Would you give the data below back exactly as it reads?

========================================================================

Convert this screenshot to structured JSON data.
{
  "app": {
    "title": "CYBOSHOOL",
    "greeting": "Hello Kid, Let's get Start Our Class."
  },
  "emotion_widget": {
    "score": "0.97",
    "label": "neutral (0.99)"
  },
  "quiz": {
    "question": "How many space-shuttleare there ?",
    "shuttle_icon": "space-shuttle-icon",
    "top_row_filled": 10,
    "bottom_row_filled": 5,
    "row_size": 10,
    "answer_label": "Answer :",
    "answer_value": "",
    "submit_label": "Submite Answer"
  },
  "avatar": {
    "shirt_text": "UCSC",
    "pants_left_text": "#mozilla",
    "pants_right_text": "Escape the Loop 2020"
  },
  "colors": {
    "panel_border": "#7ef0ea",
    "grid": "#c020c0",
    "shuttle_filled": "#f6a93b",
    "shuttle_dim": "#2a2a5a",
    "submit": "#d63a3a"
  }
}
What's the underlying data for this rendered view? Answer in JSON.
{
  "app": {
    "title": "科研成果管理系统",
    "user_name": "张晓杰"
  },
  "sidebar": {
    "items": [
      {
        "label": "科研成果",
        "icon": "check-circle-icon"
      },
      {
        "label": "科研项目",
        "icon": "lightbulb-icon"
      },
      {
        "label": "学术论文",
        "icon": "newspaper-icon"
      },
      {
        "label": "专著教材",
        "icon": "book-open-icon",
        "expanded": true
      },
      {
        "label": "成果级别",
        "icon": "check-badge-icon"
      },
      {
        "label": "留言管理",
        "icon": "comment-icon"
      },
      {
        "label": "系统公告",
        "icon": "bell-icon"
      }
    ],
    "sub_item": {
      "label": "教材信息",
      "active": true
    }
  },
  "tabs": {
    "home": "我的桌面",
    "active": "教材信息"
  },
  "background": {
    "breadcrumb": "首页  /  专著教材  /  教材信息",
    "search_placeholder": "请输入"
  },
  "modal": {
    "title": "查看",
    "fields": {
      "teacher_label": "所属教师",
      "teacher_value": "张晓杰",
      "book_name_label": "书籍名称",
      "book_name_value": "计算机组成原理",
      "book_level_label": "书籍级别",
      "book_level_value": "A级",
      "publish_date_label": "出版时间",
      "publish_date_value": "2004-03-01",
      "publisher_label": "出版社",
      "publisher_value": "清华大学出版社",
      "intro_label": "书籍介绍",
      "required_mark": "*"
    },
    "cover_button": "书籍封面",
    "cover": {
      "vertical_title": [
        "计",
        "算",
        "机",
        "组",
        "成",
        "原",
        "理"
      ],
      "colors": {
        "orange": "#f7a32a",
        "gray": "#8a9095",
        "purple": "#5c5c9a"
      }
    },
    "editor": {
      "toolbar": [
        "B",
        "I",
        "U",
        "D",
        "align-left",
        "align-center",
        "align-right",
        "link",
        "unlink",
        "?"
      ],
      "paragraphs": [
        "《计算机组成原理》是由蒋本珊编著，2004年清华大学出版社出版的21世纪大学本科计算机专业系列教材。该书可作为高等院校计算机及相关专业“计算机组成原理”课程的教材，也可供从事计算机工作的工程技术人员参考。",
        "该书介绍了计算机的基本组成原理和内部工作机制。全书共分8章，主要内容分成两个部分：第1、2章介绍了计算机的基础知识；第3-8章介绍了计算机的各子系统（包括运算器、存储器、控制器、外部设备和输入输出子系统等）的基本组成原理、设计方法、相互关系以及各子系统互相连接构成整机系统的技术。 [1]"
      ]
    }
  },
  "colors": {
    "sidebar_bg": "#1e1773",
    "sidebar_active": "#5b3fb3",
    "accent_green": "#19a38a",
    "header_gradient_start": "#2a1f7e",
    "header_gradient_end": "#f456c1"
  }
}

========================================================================

#### EXERCISE SOLUTION:
Convert this screenshot to structured JSON data.
{
  "app": {
    "title": "CYBOSHOOL",
    "greeting": "Hello Kid, Let's get Start Our Class."
  },
  "emotion_widget": {
    "score": "0.97",
    "label": "neutral (0.99)"
  },
  "quiz": {
    "question": "How many space-shuttleare there ?",
    "shuttle_icon": "space-shuttle-icon",
    "top_row_filled": 10,
    "bottom_row_filled": 5,
    "row_size": 10,
    "answer_label": "Answer :",
    "answer_value": "",
    "submit_label": "Submite Answer"
  },
  "avatar": {
    "shirt_text": "UCSC",
    "pants_left_text": "#mozilla",
    "pants_right_text": "Escape the Loop 2020"
  },
  "colors": {
    "panel_border": "#7ef0ea",
    "grid": "#c020c0",
    "shuttle_filled": "#f6a93b",
    "shuttle_dim": "#2a2a5a",
    "submit": "#d63a3a"
  }
}
What's the underlying data for this rendered view? Answer in JSON.
{
  "app": {
    "title": "科研成果管理系统",
    "user_name": "张晓杰"
  },
  "sidebar": {
    "items": [
      {
        "label": "科研成果",
        "icon": "check-circle-icon"
      },
      {
        "label": "科研项目",
        "icon": "lightbulb-icon"
      },
      {
        "label": "学术论文",
        "icon": "newspaper-icon"
      },
      {
        "label": "专著教材",
        "icon": "book-open-icon",
        "expanded": true
      },
      {
        "label": "成果级别",
        "icon": "check-badge-icon"
      },
      {
        "label": "留言管理",
        "icon": "comment-icon"
      },
      {
        "label": "系统公告",
        "icon": "bell-icon"
      }
    ],
    "sub_item": {
      "label": "教材信息",
      "active": true
    }
  },
  "tabs": {
    "home": "我的桌面",
    "active": "教材信息"
  },
  "background": {
    "breadcrumb": "首页  /  专著教材  /  教材信息",
    "search_placeholder": "请输入"
  },
  "modal": {
    "title": "查看",
    "fields": {
      "teacher_label": "所属教师",
      "teacher_value": "张晓杰",
      "book_name_label": "书籍名称",
      "book_name_value": "计算机组成原理",
      "book_level_label": "书籍级别",
      "book_level_value": "A级",
      "publish_date_label": "出版时间",
      "publish_date_value": "2004-03-01",
      "publisher_label": "出版社",
      "publisher_value": "清华大学出版社",
      "intro_label": "书籍介绍",
      "required_mark": "*"
    },
    "cover_button": "书籍封面",
    "cover": {
      "vertical_title": [
        "计",
        "算",
        "机",
        "组",
        "成",
        "原",
        "理"
      ],
      "colors": {
        "orange": "#f7a32a",
        "gray": "#8a9095",
        "purple": "#5c5c9a"
      }
    },
    "editor": {
      "toolbar": [
        "B",
        "I",
        "U",
        "D",
        "align-left",
        "align-center",
        "align-right",
        "link",
        "unlink",
        "?"
      ],
      "paragraphs": [
        "《计算机组成原理》是由蒋本珊编著，2004年清华大学出版社出版的21世纪大学本科计算机专业系列教材。该书可作为高等院校计算机及相关专业“计算机组成原理”课程的教材，也可供从事计算机工作的工程技术人员参考。",
        "该书介绍了计算机的基本组成原理和内部工作机制。全书共分8章，主要内容分成两个部分：第1、2章介绍了计算机的基础知识；第3-8章介绍了计算机的各子系统（包括运算器、存储器、控制器、外部设备和输入输出子系统等）的基本组成原理、设计方法、相互关系以及各子系统互相连接构成整机系统的技术。 [1]"
      ]
    }
  },
  "colors": {
    "sidebar_bg": "#1e1773",
    "sidebar_active": "#5b3fb3",
    "accent_green": "#19a38a",
    "header_gradient_start": "#2a1f7e",
    "header_gradient_end": "#f456c1"
  }
}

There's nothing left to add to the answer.